Uriah P. Levy was a naval hero who served his country from the War of 1812 to 1862. He was the first Jew to obtain the rank of Commodore in the United States Navy, which is the equivalent of an admiral.

Levy left his home in Philadelphia, at the age of 14, to sign up as an apprentice seaman aboard a merchant ship. At 15, he became the mate of the brig POLLY AND BETSY, and at 20 he became master and part owner of the brig-of-war ARGUS, which ran the British blockade to France.

On her return voyage to the United States, the ARGUS destroyed 21 British merchant ships and captured a number of vessels, which Levy armed for battle against the British men-of-war. When he met the heavily armed British frigate PELICAN, Levy fought an unequal battle until the ARGUS was sunk and he was taken prisoner. He spent 16 months in Dartmoor Prison in England.

Levy was one of the first naval officers to recognize men for their ability and not by their ethnic roots, religion or social standing. When he was commander of the U.S.S. VANDALIA during the War of 1812, he fathered a law that would place his name in history. The law abolished flogging in the Navy.

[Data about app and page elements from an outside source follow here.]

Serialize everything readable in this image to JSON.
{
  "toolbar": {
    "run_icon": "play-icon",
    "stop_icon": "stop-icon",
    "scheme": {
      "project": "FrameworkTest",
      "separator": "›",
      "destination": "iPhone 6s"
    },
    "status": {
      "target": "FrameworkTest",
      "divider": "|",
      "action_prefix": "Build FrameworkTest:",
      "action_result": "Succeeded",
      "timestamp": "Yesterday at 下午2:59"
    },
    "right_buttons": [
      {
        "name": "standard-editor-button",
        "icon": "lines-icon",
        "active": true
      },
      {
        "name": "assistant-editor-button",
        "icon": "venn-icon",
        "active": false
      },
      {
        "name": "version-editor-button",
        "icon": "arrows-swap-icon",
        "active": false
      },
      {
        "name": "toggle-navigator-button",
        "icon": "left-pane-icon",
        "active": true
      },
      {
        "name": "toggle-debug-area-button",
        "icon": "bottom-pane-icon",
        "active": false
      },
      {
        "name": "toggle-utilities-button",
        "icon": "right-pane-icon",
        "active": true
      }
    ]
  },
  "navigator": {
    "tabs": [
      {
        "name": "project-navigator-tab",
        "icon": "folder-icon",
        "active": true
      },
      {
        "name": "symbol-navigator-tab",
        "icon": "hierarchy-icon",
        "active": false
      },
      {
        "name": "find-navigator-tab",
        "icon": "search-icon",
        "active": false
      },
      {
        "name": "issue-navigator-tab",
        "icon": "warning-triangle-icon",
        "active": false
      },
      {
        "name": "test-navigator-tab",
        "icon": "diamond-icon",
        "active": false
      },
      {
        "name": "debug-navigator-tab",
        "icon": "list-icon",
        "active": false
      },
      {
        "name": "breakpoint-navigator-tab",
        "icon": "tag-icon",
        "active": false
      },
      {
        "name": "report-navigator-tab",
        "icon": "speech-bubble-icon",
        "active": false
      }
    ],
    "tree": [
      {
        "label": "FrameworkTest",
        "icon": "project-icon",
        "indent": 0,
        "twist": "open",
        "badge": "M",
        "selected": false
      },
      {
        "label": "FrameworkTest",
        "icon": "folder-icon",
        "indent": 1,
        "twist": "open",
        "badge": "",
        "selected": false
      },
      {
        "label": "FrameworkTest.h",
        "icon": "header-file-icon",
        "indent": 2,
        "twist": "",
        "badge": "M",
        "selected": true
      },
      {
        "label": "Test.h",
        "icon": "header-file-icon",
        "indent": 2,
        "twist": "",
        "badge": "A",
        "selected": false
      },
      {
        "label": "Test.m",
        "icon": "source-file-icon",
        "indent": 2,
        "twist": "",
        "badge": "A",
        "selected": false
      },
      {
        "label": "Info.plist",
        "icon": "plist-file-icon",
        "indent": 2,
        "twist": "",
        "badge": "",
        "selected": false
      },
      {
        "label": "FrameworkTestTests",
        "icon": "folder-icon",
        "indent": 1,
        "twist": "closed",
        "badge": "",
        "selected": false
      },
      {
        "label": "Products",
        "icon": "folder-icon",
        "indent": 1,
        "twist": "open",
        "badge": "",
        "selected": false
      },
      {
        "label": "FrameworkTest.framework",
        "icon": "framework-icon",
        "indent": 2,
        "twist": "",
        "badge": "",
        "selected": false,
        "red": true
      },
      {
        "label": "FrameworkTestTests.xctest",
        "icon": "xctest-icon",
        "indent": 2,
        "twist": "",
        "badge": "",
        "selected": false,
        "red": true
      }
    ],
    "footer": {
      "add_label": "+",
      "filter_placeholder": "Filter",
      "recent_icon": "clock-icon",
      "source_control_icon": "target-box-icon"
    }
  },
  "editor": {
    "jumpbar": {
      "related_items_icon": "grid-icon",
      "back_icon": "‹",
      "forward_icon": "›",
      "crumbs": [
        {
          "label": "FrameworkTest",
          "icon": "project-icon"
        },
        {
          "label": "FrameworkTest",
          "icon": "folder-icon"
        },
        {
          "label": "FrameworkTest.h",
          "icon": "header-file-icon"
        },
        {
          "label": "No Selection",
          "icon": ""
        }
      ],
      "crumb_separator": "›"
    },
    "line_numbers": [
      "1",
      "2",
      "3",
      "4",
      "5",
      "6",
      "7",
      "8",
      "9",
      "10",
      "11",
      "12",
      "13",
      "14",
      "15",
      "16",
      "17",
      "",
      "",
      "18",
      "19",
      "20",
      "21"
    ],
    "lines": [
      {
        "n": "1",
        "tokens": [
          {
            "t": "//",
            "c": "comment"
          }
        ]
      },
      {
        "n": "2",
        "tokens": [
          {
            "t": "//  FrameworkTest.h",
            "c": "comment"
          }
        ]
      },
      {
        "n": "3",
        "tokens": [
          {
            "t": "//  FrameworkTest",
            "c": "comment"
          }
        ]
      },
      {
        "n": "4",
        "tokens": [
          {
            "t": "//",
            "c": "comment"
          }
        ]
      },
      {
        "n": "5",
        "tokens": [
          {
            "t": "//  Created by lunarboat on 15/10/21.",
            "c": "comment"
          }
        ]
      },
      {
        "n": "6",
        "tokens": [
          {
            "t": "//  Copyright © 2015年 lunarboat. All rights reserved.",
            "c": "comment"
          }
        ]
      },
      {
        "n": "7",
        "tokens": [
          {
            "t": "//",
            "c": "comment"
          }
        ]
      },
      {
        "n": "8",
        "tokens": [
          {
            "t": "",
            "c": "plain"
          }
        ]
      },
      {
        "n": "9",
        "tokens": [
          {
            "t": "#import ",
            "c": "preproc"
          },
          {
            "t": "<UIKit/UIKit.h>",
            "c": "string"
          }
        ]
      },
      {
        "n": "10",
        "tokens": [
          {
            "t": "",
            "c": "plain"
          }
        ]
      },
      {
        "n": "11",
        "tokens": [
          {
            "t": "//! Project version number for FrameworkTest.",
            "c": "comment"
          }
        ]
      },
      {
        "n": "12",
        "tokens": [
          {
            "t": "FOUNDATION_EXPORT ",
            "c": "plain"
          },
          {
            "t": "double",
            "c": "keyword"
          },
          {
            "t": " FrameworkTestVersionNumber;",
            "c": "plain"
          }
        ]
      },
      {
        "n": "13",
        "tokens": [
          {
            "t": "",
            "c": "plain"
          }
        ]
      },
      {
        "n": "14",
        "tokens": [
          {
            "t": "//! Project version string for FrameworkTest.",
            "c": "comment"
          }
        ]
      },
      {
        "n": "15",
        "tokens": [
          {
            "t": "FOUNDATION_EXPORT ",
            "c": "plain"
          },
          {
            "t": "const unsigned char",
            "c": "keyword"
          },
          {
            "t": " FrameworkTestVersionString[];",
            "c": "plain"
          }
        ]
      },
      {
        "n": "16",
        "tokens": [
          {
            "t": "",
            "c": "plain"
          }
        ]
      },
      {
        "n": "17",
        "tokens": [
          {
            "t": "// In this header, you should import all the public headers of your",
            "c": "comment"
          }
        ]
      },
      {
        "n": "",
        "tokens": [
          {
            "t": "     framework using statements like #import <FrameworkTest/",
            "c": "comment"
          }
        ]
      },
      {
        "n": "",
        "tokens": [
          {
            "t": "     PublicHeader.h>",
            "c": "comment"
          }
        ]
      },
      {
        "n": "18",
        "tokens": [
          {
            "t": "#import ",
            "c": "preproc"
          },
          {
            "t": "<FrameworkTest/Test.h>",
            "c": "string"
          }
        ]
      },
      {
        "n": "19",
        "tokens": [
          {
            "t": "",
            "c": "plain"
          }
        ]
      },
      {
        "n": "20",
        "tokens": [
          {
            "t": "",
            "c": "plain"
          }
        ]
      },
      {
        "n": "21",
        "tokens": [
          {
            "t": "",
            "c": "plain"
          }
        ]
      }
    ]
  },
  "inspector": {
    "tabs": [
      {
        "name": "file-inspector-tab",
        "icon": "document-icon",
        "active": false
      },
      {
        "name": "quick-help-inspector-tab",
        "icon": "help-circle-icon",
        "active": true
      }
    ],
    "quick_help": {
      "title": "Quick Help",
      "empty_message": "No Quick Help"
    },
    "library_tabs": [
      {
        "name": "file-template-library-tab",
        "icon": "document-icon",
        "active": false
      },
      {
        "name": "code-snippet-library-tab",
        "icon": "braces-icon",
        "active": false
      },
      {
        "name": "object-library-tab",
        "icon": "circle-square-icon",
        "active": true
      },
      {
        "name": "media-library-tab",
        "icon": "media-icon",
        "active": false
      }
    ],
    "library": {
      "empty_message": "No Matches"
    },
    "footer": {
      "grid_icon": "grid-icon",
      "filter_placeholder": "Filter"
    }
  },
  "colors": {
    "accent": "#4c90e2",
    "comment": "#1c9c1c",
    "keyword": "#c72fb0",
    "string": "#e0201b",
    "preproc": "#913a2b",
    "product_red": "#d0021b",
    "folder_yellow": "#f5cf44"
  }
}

Because there was no Naval Academy to train and guide the young officers, Levy wrote and published the "Manual of War," the first printed guide that detailed all aspects of a young officer's duties aboard a ship. This manual was in three volumes and included the "new age of steam."

When Levy was promoted to lieutenant in 1817, he was confronted by a large group of anti-Semitic officers who slighted, rebuffed and discriminated against him. At one point, he was forced to fight a duel and killed the man. He was court-martialed and found guilty six times. On appeal, however, each case was overturned by a higher board of inquiry.

The anti-Levy feelings were so great that his enemies managed, in 1855, to get Congress to set up a board of inquiry to purge him from the Navy. Levy and the board received many letters of sympathy and support. Once again the anti-Semites lost and Levy remained in the Navy. It was after this event that Levy was promoted to the rank of Commodore and given command of the Mediteffanean Squadron.

Levy was a devoted admirer of Thomas Jefferson and when he found that Jefferson's home, Monticello, was in ruins and decay, he bought it on May 20, 1836. He worked hard to restore and preserve it for future generations.

Levy, a religious man, was the first president of Washington, D.C., Hebrew Congregation and was a member of the Shearith Congregation in New York. In World War II, a destroyer was named the U.S.S. LEVY in his memory and it served in the war with distinction. The first permanent Jewish chapel ever built by the U.S. Armed Forces also honors him. The Commodore Uriah Levy Jewish Chapel is located near the main gate at the historic naval station in Norfolk, Virginia, and the public is invited to visit it.